His role models were Moses and Napoleon; he wrote an opera on one, an ode to the other.

Leaving Moses aside, Lebrecht must never have heard Schoenberg’s Ode To Napoleon. It is a setting of a poem by Byron which satirically attacks the Corsican.

Karlheinz Stockhausen: “an electronic wail descends into the depths and turns magically into a series of pulses”

Posted in music by Peter Reavy on December 11, 2007

On Friday evening, I was sad to hear of the death of Karlheinz Stockhausen.

I was led to Stockhausen’s music by following back through the influence of bands I was listening to at the time.

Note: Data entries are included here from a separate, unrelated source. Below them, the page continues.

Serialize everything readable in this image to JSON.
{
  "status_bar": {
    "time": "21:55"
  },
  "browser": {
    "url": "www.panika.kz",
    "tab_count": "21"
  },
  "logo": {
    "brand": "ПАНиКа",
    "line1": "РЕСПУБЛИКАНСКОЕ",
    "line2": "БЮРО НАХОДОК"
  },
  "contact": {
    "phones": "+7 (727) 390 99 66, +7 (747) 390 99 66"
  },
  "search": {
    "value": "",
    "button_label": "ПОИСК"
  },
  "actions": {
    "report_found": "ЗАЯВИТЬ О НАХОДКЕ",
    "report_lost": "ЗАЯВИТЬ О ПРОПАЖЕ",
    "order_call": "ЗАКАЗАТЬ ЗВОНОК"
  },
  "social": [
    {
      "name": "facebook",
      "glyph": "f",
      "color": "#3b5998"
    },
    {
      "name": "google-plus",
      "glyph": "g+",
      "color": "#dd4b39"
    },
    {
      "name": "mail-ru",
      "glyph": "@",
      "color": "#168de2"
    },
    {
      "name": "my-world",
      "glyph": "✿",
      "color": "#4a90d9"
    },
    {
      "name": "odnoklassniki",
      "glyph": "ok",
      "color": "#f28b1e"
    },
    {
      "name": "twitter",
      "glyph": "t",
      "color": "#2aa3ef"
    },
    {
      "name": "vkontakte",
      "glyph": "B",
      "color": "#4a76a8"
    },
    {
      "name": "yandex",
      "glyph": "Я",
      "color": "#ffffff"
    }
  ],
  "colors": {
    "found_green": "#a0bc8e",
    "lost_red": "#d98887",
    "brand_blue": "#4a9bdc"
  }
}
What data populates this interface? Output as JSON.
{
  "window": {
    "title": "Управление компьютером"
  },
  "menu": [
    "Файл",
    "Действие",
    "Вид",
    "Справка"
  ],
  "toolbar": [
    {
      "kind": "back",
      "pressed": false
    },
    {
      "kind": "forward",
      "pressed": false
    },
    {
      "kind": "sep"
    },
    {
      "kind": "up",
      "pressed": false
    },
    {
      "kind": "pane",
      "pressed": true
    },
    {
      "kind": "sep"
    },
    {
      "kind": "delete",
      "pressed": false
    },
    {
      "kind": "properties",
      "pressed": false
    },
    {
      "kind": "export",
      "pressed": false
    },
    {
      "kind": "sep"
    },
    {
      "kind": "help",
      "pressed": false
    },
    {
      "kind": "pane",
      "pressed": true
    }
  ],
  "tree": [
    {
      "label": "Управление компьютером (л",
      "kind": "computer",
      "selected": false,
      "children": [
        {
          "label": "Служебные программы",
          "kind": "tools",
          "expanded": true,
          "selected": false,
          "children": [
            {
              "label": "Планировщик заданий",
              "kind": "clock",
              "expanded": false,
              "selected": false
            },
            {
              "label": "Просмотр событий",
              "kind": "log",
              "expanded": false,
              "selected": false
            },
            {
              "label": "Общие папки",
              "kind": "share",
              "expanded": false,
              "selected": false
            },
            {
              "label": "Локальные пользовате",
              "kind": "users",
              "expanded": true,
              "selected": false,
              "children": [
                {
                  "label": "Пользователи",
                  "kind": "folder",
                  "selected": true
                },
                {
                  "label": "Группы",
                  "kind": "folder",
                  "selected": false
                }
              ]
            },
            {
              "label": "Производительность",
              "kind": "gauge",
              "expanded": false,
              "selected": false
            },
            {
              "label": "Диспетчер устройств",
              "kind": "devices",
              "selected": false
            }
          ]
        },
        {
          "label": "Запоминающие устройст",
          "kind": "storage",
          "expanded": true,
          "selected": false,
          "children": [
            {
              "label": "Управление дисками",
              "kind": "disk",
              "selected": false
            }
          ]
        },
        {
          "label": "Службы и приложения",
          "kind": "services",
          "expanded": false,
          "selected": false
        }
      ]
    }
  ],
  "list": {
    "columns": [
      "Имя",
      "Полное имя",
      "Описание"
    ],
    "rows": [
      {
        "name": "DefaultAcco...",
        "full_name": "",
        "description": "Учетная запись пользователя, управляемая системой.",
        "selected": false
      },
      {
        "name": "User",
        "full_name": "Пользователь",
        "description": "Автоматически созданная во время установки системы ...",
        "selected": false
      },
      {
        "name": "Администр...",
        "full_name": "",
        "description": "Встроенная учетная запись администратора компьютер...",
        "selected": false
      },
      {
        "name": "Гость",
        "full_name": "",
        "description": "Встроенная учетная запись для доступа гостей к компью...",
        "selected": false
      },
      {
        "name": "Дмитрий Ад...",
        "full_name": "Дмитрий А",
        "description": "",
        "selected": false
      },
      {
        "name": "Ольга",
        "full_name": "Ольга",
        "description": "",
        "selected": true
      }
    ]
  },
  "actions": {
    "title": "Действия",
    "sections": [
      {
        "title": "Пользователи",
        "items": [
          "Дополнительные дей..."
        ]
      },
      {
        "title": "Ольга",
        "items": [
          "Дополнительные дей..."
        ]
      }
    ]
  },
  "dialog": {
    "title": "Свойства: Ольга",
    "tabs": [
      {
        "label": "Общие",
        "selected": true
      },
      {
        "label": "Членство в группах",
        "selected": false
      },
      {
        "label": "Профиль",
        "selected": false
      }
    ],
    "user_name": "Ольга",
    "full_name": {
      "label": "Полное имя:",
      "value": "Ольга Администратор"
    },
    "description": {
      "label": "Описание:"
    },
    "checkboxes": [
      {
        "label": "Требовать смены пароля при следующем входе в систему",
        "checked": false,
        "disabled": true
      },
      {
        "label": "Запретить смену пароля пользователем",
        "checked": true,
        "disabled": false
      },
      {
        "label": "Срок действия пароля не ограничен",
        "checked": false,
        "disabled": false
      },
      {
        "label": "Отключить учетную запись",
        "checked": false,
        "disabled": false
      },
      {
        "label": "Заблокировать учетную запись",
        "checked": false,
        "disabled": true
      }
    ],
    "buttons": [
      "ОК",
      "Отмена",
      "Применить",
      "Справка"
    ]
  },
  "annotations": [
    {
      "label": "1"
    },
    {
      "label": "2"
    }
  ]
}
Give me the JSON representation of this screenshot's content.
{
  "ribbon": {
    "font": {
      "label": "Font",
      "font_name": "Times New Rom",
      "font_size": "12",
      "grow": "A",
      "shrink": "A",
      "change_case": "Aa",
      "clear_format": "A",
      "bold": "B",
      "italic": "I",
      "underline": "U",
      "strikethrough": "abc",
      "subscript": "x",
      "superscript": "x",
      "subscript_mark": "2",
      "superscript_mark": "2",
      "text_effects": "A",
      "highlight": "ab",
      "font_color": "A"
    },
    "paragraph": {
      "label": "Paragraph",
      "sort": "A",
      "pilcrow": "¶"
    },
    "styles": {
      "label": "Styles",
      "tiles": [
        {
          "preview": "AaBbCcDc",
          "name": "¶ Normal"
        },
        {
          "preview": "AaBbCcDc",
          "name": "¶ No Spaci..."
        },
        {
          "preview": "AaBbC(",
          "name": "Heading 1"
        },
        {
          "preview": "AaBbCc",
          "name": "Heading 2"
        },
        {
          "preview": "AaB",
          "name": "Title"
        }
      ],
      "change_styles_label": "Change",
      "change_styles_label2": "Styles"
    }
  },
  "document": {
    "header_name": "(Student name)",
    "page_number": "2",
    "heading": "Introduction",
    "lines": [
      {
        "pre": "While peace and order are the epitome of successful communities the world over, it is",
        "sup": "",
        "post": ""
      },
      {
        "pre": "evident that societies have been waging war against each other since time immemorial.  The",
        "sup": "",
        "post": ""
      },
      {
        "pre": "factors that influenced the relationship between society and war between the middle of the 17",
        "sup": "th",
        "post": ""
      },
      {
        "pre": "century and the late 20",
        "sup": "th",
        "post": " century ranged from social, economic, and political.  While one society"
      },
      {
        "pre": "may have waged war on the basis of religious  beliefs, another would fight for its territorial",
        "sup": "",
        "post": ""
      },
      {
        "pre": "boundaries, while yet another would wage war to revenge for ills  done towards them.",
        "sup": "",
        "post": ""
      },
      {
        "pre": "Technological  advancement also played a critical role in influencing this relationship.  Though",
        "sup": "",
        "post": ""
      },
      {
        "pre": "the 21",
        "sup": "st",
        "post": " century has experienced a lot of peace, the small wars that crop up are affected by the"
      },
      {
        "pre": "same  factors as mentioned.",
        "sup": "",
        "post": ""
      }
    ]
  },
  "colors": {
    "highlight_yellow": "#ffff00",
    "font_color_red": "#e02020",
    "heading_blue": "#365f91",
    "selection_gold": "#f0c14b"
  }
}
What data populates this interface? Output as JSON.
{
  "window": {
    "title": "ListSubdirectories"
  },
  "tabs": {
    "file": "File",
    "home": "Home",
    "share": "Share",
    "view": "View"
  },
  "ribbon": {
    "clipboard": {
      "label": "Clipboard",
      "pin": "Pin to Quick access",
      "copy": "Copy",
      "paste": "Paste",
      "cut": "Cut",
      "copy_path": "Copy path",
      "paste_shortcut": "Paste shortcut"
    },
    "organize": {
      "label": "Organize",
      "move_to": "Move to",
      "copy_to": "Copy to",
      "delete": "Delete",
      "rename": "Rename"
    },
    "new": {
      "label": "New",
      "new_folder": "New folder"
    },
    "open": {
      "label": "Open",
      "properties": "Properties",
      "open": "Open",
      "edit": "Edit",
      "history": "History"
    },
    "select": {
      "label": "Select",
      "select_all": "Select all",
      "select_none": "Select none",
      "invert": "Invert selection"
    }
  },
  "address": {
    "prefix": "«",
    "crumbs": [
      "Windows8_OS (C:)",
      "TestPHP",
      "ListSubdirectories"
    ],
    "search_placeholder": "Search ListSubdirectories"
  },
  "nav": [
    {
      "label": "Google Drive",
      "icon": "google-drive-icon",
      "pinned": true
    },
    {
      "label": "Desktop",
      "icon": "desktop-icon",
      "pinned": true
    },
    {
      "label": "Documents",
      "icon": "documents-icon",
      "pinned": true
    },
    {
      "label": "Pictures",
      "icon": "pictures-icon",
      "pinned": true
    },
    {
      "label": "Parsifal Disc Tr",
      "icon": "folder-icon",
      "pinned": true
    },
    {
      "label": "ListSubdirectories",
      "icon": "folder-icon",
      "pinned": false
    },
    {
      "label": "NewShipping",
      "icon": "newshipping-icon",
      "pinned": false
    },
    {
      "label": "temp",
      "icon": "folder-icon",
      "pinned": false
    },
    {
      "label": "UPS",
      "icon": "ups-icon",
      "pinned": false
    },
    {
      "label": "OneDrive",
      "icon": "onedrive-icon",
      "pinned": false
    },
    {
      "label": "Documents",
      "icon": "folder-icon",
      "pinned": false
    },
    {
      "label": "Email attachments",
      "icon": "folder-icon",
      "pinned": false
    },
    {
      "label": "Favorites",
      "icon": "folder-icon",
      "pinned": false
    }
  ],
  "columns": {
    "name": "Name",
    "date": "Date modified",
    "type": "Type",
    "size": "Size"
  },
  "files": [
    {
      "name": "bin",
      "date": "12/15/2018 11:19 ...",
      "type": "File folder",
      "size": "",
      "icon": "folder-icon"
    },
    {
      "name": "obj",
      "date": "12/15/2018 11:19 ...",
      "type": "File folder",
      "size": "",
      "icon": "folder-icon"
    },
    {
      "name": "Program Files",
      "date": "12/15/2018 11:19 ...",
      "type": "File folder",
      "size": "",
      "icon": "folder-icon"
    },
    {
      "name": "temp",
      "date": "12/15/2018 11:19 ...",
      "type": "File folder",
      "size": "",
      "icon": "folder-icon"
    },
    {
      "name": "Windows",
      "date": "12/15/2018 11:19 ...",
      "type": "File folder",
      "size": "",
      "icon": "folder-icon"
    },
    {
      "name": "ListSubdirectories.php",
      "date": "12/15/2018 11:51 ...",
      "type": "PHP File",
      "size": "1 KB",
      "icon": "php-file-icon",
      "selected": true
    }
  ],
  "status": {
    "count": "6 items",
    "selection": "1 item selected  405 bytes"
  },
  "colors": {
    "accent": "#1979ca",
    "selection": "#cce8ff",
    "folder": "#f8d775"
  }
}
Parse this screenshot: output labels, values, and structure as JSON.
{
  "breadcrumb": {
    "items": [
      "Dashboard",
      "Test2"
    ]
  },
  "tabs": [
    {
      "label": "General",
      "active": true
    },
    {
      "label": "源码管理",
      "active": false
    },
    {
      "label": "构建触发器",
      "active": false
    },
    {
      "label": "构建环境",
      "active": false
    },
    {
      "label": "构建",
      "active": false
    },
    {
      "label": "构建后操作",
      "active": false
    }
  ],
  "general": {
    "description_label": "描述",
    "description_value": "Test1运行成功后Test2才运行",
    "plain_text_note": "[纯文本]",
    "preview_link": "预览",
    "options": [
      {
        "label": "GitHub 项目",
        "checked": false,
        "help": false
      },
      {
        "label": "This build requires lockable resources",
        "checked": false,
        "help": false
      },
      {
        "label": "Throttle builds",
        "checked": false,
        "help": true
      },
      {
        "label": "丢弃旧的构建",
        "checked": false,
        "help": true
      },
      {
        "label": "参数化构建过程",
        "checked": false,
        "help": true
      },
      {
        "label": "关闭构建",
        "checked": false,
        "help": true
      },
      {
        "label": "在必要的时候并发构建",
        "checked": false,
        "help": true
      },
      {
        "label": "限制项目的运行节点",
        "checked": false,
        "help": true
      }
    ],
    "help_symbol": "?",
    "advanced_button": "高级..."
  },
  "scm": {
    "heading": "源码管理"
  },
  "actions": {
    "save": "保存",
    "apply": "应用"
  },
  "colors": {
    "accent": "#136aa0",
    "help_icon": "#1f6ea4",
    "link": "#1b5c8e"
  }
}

The Fall led me back to Can, a couple of members of which had studied with the great man.

Stockhausen not only fundamentally challenged my idea of music, but in seeking to understand him I was led back in turn to Webern, Schoenberg and their classical predecessors.

I consider myself very fortunate to have attended a weekend of concerts in Belfast, back in April 2004. Stockhausen visited the city to oversee and introduce these. (He was also honoured by Queen’s University.)

I was able to sit quite near the mixing desk where Stockhausen operated the controls each evening. I don’t expect ever to be in such close proximity to a major composer again.

I acknowledge that there was something of the showman about Stockhausen and that he was eccentric to say the least. But for me his work Kontakte has a quality of total reinvention which music hasn’t had since JS Bach.

Ivan Hewett catches this in his obituary when he writes:

What he has in abundance is the ability to focus a long and apparently rambling argument in a sudden, blazingly dramatic gesture. Stockhausen’s music contains some of the great, defining aural images of 20th-century music, on a par with the flute that opens Debussy’s L’après-midi d’un Faune or the upward swoop that ends Schoenberg’s Erwartung. Take for example the closing pages of Gruppen, where apocalyptic brass chords are teased from one orchestra to another over the listener’s head; or the moment in Kontakte where an electronic wail descends into the depths and turns magically into a series of pulses.

Stockhausen explained such effects. He said he had discovered that according to the laws of physics, pitch and rhythm were not separate aspects of music as we had once thought, but part of the same phenomenon. Slow a pitch down and it becomes a rhythm. Grappling with the laws of sound in such a fundamental way to create a new form of beauty: this can only remind us of Bach’s mastery of equal temperament.

I would like to repost links to notes on these concerts I attended in 2004, which I made on a blog I had at the time: